App and web page records
* * * * * * * * *
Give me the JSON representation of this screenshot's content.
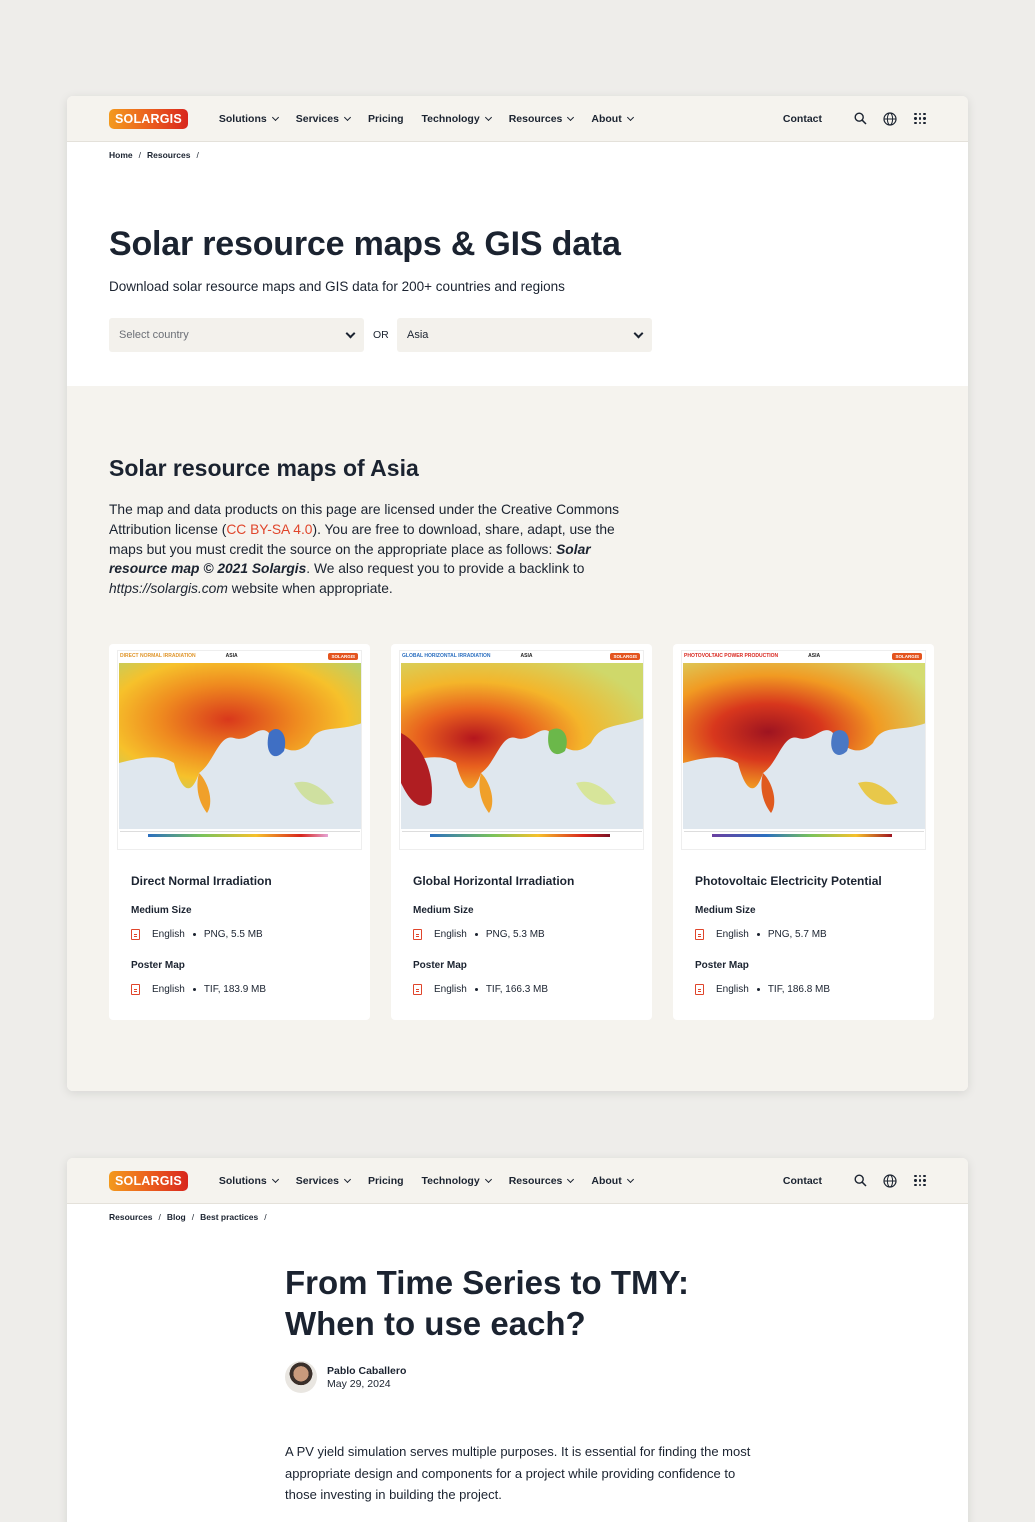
{
  "nav": {
    "logo": "SOLARGIS",
    "items": [
      "Solutions",
      "Services",
      "Pricing",
      "Technology",
      "Resources",
      "About"
    ],
    "contact": "Contact"
  },
  "page1": {
    "breadcrumb": [
      "Home",
      "Resources"
    ],
    "title": "Solar resource maps & GIS data",
    "subtitle": "Download solar resource maps and GIS data for 200+ countries and regions",
    "country_placeholder": "Select country",
    "or_label": "OR",
    "region_value": "Asia",
    "section_title": "Solar resource maps of Asia",
    "license": {
      "p1": "The map and data products on this page are licensed under the Creative Commons Attribution license (",
      "link": "CC BY-SA 4.0",
      "p2": "). You are free to download, share, adapt, use the maps but you must credit the source on the appropriate place as follows: ",
      "credit": "Solar resource map © 2021 Solargis",
      "p3": ". We also request you to provide a backlink to ",
      "url": "https://solargis.com",
      "p4": " website when appropriate."
    },
    "cards": [
      {
        "thumb_label": "DIRECT NORMAL IRRADIATION",
        "thumb_region": "ASIA",
        "thumb_color": "#e0962b",
        "title": "Direct Normal Irradiation",
        "medium_label": "Medium Size",
        "medium_lang": "English",
        "medium_file": "PNG, 5.5 MB",
        "poster_label": "Poster Map",
        "poster_lang": "English",
        "poster_file": "TIF, 183.9 MB"
      },
      {
        "thumb_label": "GLOBAL HORIZONTAL IRRADIATION",
        "thumb_region": "ASIA",
        "thumb_color": "#2b6fc0",
        "title": "Global Horizontal Irradiation",
        "medium_label": "Medium Size",
        "medium_lang": "English",
        "medium_file": "PNG, 5.3 MB",
        "poster_label": "Poster Map",
        "poster_lang": "English",
        "poster_file": "TIF, 166.3 MB"
      },
      {
        "thumb_label": "PHOTOVOLTAIC POWER PRODUCTION",
        "thumb_region": "ASIA",
        "thumb_color": "#d8261d",
        "title": "Photovoltaic Electricity Potential",
        "medium_label": "Medium Size",
        "medium_lang": "English",
        "medium_file": "PNG, 5.7 MB",
        "poster_label": "Poster Map",
        "poster_lang": "English",
        "poster_file": "TIF, 186.8 MB"
      }
    ]
  },
  "page2": {
    "breadcrumb": [
      "Resources",
      "Blog",
      "Best practices"
    ],
    "title": "From Time Series to TMY: When to use each?",
    "author_name": "Pablo Caballero",
    "author_date": "May 29, 2024",
    "intro": "A PV yield simulation serves multiple purposes. It is essential for finding the most appropriate design and components for a project while providing confidence to those investing in building the project."
  },
  "colors": {
    "accent": "#e0452b",
    "dark_text": "#1b2330",
    "beige": "#f5f3ee"
  }
}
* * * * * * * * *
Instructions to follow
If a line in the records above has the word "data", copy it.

Answer
    "title": "Solar resource maps & GIS data",
    "subtitle": "Download solar resource maps and GIS data for 200+ countries and regions",
      "p1": "The map and data products on this page are licensed under the Creative Commons Attribution license (",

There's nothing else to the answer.